Ryder has been the lynchpin of the state Republicans’ redistricting efforts after each of the last two census revisions — in the periods 1989-1994 and 1999-2003 and was instrumental in the party’s deliberatons as far back as 1976.

More than a decade ago, then state Republican chairman Randle Richardson bragged on Ryder’s redistricting expertise during an address to the Shelby County Republican Party steering committee and quipped, “That’s his idea of good sex!” (The modest and somewhat embarrassed Ryder would later contradict that metaphor, claiming propensities that were normal and red-blooded, but Richardson’s remark did summarize the Memphian’s zeal for a subject that many others considered esoteric and difficult.)

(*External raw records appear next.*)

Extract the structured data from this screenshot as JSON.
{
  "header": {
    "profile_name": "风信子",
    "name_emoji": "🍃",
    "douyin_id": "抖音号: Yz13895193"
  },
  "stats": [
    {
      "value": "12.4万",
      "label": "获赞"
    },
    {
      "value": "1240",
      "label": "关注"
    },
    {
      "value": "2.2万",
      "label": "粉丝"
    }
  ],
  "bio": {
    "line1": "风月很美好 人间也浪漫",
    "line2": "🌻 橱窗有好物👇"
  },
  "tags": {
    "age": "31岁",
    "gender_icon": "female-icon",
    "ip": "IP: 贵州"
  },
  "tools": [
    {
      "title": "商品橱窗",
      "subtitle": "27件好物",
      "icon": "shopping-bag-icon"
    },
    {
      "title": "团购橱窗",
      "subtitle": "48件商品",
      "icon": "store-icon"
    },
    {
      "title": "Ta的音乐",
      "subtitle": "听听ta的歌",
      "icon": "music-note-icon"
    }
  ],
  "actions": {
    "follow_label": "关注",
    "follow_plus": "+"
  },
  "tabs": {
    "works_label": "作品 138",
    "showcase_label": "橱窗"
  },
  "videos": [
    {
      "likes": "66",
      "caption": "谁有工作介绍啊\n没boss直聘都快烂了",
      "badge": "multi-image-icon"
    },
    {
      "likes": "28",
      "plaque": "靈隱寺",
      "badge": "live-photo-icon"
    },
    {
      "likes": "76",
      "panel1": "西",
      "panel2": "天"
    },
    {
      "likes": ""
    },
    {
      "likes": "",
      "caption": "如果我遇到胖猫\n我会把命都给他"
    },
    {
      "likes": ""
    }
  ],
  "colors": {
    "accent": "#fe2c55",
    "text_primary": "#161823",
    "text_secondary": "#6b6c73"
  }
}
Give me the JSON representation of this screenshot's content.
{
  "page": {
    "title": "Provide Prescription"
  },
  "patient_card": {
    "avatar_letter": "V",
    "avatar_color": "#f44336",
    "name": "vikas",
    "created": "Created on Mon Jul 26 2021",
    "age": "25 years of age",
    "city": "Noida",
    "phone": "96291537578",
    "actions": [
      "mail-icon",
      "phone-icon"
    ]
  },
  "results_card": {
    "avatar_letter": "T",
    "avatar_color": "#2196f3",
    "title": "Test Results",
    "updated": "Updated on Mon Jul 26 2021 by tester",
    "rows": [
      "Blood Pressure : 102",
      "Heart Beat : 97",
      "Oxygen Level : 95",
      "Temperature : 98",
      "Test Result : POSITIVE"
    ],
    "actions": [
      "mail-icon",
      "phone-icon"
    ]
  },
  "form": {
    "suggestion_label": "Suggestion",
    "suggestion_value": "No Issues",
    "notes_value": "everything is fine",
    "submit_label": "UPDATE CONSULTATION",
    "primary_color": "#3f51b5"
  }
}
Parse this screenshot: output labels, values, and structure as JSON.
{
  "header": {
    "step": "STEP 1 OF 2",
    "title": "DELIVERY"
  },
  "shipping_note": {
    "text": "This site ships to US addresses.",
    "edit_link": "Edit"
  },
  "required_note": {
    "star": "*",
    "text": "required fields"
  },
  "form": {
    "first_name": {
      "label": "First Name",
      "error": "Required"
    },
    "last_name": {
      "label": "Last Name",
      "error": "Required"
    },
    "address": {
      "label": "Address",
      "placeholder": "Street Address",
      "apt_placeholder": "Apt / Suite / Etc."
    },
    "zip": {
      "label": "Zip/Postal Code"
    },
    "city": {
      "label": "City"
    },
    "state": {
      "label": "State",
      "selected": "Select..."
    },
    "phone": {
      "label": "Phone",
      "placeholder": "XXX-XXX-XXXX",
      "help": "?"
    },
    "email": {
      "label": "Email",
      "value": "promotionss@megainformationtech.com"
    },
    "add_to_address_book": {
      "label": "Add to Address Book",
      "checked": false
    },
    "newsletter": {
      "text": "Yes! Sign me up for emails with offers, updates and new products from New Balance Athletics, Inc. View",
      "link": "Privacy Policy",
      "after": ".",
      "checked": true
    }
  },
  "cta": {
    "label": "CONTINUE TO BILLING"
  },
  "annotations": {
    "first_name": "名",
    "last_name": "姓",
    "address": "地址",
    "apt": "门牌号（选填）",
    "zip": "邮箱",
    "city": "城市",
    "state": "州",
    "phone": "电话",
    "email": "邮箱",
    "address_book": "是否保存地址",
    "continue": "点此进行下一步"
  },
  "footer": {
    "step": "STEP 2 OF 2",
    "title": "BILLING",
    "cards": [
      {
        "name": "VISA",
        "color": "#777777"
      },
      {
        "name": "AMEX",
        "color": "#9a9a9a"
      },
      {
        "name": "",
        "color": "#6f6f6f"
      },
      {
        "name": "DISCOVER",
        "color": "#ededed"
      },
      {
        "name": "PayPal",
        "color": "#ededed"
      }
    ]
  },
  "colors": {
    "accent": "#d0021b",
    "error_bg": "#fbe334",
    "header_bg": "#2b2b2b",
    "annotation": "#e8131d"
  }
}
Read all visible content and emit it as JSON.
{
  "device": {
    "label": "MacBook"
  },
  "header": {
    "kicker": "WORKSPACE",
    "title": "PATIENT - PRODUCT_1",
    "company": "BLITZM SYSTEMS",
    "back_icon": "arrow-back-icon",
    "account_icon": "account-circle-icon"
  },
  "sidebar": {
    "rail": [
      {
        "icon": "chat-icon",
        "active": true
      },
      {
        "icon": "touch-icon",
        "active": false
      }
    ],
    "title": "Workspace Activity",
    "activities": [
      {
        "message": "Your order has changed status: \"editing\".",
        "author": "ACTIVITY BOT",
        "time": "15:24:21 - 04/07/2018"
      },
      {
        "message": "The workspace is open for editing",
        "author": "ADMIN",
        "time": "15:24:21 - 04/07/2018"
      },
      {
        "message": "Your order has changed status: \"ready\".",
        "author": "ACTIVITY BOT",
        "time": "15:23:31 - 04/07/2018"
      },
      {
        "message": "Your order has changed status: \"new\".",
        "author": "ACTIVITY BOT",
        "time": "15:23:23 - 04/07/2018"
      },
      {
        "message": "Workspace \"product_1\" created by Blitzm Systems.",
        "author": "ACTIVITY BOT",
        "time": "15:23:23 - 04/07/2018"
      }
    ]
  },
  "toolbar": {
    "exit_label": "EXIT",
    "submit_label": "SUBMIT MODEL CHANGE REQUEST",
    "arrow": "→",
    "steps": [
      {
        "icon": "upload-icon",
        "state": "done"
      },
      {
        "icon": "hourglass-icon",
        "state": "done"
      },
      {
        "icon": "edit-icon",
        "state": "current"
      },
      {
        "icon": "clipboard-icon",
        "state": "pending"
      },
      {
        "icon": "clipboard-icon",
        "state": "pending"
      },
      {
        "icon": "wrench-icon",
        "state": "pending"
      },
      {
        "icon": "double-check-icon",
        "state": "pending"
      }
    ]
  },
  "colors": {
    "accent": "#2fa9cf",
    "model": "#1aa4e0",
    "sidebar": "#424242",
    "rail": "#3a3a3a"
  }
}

Said Steele in announcing the appointment: “I am proud to announce the appointment of John Ryder to this Republican National Committee leadership post. John has been a tireless advocate of Republican principles both in the state of Tennessee and across the country and I look forward to working with him to prepare state parties for redistricting efforts following the 2010 national census.”